Meanwhile, on the top-plate there’s a chunky mode dial to the left of the EVF, with a drive mode dial beneath. To the right of the EVF there are buttons giving quick access to the White Balance, Sensitivity and Exposure Compensation settings.
Screen and Viewfinder
Panasonic hasn’t revealed the resolutions of the screen or viewfinder. However, we were told that the electronic viewfinder (EVF) will have higher resolution than the competition. That means it will have more than 3,690,000 dots.
Meanwhile, the screen is a 3-inch dual-tilt device. We can safely expect it to be touch-sensitive. While the dual-tilt mechanism is great for stills, I’m disappointed that it can’t be flipped out to face forward. That would make presenting to camera far easier.
Panasonic’s GH-series of cameras have been incredibly successful. The company has managed to create something for which there is a huge demand. If the S1 has similar video capability to the GH5, I’m sure it will be very popular. Its main competition will be the Sony A7S II and A7 III. The GH5 already competes very well with these two cameras, so a full-frame camera with similar specification should fair very well.
The S1’s 24Mp sensor will capture larger images than the 20Mp GH5. However, the bigger chip should ensure better noise control and the ability to restrict depth of field.
A high-resolution EVF, paired with a dual-tilt screen will also ensure that users have a great view of the scene whether they are shooting in portrait or landscape orientation. The GH5 has a vari-angle screen that can face forward and it makes presenting to camera much easier. Unfortunately, the S1 (and S1R) need an external monitor or connected phone if you want to see yourself talking to the camera. That’s a real shame as it would give them a significant advantage over Sony’s A7-series cameras.
Panasonic has also plumped for contrast detection focusing in the S1. The step-up from Micro Four Thirds lenses means that Panasonic will need to be able to drive heavier elements quickly and smoothly to ensure fast focusing. And let’s not forget that smooth focusing is important to videographers.
The company is claiming that the two S cameras will have the world’s Fastest AF with an acquisition time of 0.04sec.

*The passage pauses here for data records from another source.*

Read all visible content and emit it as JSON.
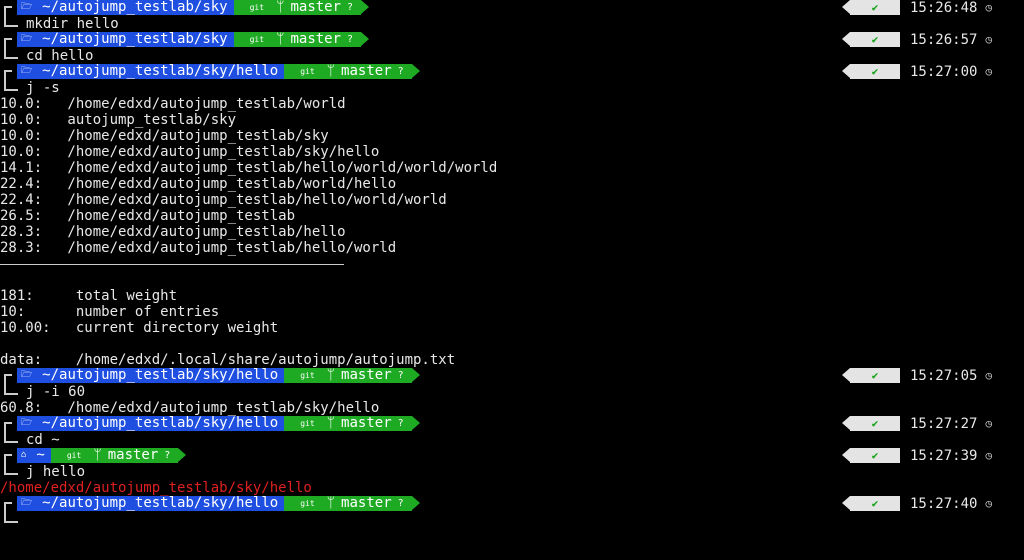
{
  "prompts": [
    {
      "dir": "~/autojump_testlab/sky",
      "git": "git",
      "branch": "master",
      "cmd": "mkdir hello",
      "time": "15:26:48"
    },
    {
      "dir": "~/autojump_testlab/sky",
      "git": "git",
      "branch": "master",
      "cmd": "cd hello",
      "time": "15:26:57"
    },
    {
      "dir": "~/autojump_testlab/sky/hello",
      "git": "git",
      "branch": "master",
      "cmd": "j -s",
      "time": "15:27:00"
    },
    {
      "dir": "~/autojump_testlab/sky/hello",
      "git": "git",
      "branch": "master",
      "cmd": "j -i 60",
      "time": "15:27:05"
    },
    {
      "dir": "~/autojump_testlab/sky/hello",
      "git": "git",
      "branch": "master",
      "cmd": "cd ~",
      "time": "15:27:27"
    },
    {
      "dir": "~",
      "git": "git",
      "branch": "master",
      "cmd": "j hello",
      "time": "15:27:39"
    },
    {
      "dir": "~/autojump_testlab/sky/hello",
      "git": "git",
      "branch": "master",
      "cmd": "",
      "time": "15:27:40"
    }
  ],
  "jstat_rows": [
    "10.0:   /home/edxd/autojump_testlab/world",
    "10.0:   autojump_testlab/sky",
    "10.0:   /home/edxd/autojump_testlab/sky",
    "10.0:   /home/edxd/autojump_testlab/sky/hello",
    "14.1:   /home/edxd/autojump_testlab/hello/world/world/world",
    "22.4:   /home/edxd/autojump_testlab/world/hello",
    "22.4:   /home/edxd/autojump_testlab/hello/world/world",
    "26.5:   /home/edxd/autojump_testlab",
    "28.3:   /home/edxd/autojump_testlab/hello",
    "28.3:   /home/edxd/autojump_testlab/hello/world"
  ],
  "stats": [
    "181:     total weight",
    "10:      number of entries",
    "10.00:   current directory weight"
  ],
  "data_line": "data:    /home/edxd/.local/share/autojump/autojump.txt",
  "increase_out": "60.8:   /home/edxd/autojump_testlab/sky/hello",
  "jump_out": "/home/edxd/autojump_testlab/sky/hello",
  "icons": {
    "dir": "folder-icon",
    "home": "home-icon",
    "branch": "branch-icon",
    "status": "check-icon",
    "clock": "clock-icon"
  }
}
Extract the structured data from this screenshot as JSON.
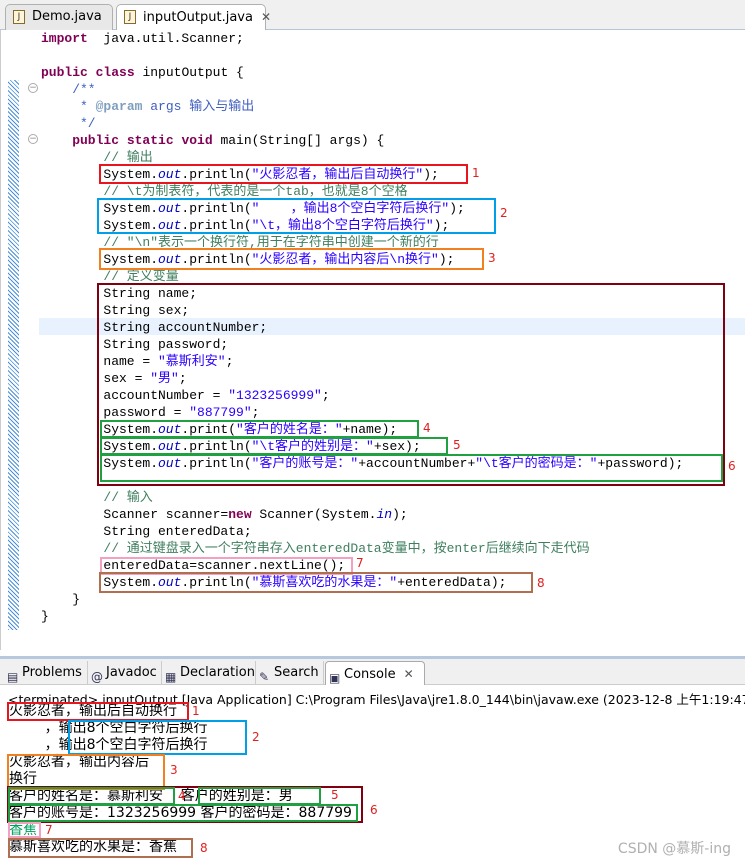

I’m hoping that won’t be in a limited set of circumstances and that the S1 will be able to track moving subjects at least as well as the Panasonic G9.
It’s good to see two card slots in the S1. The SD slot will be appreciated by most photographers while the XQD port allows fast writing times.
We’ll update this post as we get more details, so watch this space.